**Task requirements**.
How many lines in these records include the string "group"? Reply with that number alone.

**Source records**.
————

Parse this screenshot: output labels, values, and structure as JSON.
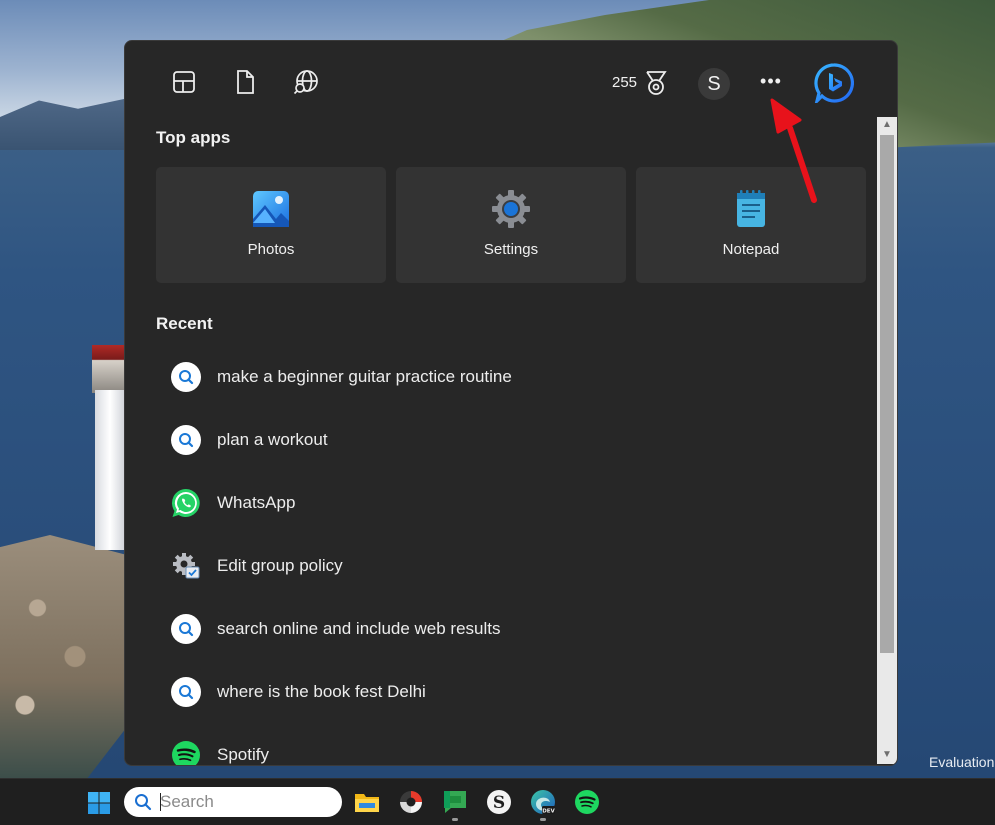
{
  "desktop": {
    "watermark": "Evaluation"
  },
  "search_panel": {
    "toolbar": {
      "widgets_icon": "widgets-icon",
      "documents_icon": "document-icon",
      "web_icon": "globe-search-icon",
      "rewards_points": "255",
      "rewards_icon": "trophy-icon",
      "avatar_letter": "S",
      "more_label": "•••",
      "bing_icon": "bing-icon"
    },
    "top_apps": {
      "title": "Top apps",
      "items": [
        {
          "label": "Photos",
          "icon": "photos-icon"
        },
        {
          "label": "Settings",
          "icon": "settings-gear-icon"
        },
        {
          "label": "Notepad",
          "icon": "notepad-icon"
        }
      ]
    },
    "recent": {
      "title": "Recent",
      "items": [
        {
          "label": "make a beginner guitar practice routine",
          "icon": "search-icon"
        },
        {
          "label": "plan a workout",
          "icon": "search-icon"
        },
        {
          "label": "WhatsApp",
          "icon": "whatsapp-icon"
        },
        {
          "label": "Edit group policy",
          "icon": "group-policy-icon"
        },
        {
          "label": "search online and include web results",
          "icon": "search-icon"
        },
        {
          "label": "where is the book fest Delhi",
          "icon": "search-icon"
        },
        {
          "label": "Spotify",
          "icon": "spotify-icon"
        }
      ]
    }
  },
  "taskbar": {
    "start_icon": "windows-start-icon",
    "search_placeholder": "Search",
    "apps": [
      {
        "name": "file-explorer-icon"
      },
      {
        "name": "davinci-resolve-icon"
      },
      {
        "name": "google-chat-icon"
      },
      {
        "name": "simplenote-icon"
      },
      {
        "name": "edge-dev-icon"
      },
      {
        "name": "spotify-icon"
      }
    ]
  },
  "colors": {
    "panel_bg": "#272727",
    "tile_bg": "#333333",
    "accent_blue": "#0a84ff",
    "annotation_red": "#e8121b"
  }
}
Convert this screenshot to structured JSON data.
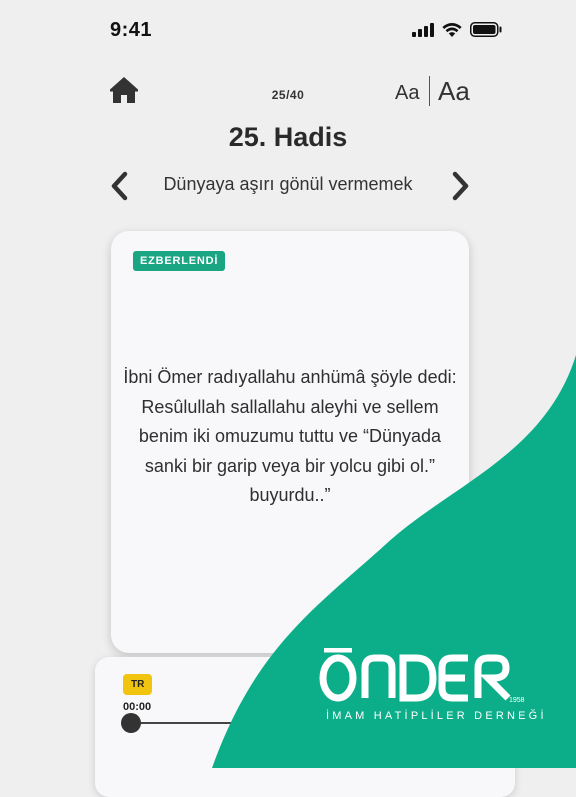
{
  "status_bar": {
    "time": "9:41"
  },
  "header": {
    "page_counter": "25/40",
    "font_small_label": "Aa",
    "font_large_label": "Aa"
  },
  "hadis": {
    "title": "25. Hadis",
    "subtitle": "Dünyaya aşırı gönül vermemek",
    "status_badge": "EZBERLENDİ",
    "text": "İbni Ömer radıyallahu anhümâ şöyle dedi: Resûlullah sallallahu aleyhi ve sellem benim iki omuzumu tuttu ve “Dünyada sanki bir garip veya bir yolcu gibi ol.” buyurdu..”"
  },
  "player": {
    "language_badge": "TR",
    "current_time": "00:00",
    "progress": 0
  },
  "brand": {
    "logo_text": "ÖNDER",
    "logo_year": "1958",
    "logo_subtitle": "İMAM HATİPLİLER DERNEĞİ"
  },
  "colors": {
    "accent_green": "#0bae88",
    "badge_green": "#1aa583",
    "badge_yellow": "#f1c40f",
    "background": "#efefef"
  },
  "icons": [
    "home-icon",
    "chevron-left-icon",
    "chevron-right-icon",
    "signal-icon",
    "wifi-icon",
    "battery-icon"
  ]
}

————

**Exercise result**.
2